What mistakes do you see new writers make?
I think most new writers like to style themselves on a favourite writer until they develop a style of their own. Also new writers tend to over concentrate on plot rather than characterization. The plot is their be-all and end-all. I personally think the hardest part for a new writer to grasp is choosing the right point of view and narrative. For me, understanding narrative and how to work it correctly in conjunction with the current point of view is very important. Readers can go off the boil with a book if they feel cheated.
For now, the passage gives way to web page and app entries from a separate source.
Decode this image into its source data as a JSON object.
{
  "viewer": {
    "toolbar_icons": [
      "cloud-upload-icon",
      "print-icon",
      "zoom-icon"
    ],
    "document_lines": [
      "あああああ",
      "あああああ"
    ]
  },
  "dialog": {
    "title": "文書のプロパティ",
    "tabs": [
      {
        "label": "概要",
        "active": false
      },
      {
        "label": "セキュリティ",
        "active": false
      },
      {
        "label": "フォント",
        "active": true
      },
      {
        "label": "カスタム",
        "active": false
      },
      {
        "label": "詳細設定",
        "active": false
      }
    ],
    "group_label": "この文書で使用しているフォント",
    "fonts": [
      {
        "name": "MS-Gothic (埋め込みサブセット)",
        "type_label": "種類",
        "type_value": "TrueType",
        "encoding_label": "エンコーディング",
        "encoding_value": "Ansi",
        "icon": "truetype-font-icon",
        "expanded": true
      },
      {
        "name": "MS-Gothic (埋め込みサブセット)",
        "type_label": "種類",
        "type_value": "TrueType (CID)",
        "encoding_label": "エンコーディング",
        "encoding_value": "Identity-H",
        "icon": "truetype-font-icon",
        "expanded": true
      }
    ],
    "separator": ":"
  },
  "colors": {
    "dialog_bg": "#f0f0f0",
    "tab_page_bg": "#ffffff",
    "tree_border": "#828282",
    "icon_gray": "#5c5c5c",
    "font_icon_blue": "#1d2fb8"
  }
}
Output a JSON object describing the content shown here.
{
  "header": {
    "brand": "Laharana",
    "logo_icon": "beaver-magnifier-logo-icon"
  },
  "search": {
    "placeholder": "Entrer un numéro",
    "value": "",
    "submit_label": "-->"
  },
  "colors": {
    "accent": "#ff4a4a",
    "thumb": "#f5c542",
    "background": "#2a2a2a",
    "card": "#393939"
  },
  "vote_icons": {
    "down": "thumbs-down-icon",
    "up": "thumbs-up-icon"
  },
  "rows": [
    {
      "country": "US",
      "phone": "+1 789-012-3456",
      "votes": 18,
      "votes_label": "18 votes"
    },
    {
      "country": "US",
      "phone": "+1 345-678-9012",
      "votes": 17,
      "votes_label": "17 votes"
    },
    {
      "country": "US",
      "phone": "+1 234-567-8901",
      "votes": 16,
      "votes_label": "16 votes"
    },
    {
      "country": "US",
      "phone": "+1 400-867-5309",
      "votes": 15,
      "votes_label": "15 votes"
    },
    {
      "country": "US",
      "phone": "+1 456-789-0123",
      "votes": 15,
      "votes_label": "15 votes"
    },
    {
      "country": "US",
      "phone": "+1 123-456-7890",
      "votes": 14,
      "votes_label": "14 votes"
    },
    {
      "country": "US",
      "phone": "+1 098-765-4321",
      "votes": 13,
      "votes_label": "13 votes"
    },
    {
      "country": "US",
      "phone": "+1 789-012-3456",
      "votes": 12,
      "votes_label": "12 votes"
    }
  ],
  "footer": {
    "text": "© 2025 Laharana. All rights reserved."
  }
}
For instance, the narrative has spoilt a surprise or some things are kept from them or they feel left out or alienated or they can’t empathise with the main protagonist; all of which an incorrect POW or a poor narrative can cause.

A common fault for new writers is they tend to lose ‘what’s at stake’ as they drift through the book. All those enticing subplot avenues lead them away from the real reason for writing the story.

What advice would you give aspiring authors?
Write for enjoyment; not so much to get an agent or be published, and most certainly not for money. Anyone can write and be self-published with your book networked to all the main book search sites. However, to write and secure an agent? Then the agent has to find you a publisher? Then you hope to make lots of money out of it? Plus all that hanging around; waiting for that phone call, being given all those promises. One could end up being very disappointed. Know your limitations.

Always remember, few people have a natural talent for something. I love playing tennis but I’m never going to get to Wimbledon.

Years ago when I was fourteen years old, unbeknown to me, my same age school mate sketched my portrait while we were all watching the Simon Dee show with his mum, dad and the dog. He showed me afterwards. It could have been done by a young Jan Vermeer. He’d caught it all; the facial anatomy with the fine lines, the curly hair, the correct balance between shadow and the light, even my Jewish nose. He’d never had an art lesson in his life apart from school with me. There wasn’t a picture of his work on the wall or in his bedroom where we used to smoke and drink his dad’s fags and scotch. And he wasn’t even interested in art. He wanted to be a boring engineer like me. What a waste. But he was naturally talented.

I think the same goes for writers; some are gifted, others have to learn the nuts and bolts of it and may still, after a number of years, never quite get there. But as long as you get a kick out of it; get that buzz when you fall through the hole, as Stephen King says; there’s nothing better.

Regards

B.P.Smythe

Advertisements

Leave a Reply

Fill in your details below or click an icon to log in:

WordPress.com Logo

You are commenting using your WordPress.com account. Log Out /  Change )

Google photo

You are commenting using your Google account. Log Out /  Change )

Twitter picture

You are commenting using your Twitter account. Log Out /  Change )

Facebook photo

You are commenting using your Facebook account. Log Out /  Change )

Connecting to %s